→ **Task goal**: Look through the data below. Show each line where the string "Manager" occurs.

╭──

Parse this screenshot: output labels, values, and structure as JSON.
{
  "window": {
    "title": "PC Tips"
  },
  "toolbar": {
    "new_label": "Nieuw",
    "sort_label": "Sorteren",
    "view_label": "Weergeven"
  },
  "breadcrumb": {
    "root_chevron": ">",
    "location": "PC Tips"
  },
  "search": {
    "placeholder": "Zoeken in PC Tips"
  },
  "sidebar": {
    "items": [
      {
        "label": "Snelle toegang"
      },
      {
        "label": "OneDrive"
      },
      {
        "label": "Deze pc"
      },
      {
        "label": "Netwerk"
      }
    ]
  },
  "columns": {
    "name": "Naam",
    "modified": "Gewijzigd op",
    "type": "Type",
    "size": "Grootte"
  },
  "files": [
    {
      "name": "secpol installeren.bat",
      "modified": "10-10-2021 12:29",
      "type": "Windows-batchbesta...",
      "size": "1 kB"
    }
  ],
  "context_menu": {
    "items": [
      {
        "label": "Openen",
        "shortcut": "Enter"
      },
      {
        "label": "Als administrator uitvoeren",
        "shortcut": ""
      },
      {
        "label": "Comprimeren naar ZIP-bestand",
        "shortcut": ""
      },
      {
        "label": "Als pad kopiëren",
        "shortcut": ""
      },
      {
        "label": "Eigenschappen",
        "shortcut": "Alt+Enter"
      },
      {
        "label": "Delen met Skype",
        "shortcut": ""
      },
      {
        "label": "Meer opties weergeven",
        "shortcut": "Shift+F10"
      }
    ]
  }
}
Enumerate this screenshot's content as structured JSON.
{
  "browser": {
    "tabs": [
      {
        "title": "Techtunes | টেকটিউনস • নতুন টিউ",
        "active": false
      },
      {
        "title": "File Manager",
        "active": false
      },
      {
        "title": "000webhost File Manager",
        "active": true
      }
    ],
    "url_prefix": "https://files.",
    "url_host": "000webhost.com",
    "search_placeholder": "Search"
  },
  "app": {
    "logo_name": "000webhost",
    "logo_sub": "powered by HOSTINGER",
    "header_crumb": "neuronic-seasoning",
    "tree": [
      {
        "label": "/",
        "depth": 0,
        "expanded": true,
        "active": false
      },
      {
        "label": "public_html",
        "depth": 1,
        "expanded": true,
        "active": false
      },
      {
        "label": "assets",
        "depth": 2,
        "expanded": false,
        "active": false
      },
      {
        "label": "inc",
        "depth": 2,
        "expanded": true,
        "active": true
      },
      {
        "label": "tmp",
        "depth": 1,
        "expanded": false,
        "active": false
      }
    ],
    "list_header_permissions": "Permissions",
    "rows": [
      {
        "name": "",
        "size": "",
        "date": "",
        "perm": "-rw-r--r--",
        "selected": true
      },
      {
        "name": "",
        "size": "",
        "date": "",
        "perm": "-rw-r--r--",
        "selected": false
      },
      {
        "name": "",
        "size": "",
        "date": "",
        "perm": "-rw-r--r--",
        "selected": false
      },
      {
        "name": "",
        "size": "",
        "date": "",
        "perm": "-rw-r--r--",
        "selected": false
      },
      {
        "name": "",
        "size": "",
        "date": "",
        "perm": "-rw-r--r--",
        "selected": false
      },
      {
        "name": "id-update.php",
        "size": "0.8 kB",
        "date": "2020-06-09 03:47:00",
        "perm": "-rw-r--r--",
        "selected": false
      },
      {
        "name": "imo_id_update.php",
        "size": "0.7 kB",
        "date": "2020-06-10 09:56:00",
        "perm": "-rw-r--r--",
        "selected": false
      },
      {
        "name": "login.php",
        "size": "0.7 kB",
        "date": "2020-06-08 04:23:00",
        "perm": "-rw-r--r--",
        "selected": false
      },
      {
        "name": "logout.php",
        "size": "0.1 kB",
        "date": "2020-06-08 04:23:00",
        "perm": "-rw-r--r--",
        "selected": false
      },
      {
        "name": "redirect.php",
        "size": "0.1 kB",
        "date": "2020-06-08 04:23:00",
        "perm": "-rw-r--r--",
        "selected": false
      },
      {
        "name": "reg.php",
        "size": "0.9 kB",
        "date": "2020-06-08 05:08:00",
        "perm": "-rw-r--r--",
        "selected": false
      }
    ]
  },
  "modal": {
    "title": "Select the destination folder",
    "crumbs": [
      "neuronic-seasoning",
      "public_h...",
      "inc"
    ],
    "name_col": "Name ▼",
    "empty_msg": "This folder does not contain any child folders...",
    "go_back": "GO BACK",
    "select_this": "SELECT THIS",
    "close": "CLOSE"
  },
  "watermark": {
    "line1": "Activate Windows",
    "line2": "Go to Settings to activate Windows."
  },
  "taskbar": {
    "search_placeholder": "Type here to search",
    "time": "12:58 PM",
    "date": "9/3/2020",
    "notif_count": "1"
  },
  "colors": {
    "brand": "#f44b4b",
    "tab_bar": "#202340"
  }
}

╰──

→ **Response below**:
        "title": "File Manager",
        "title": "000webhost File Manager",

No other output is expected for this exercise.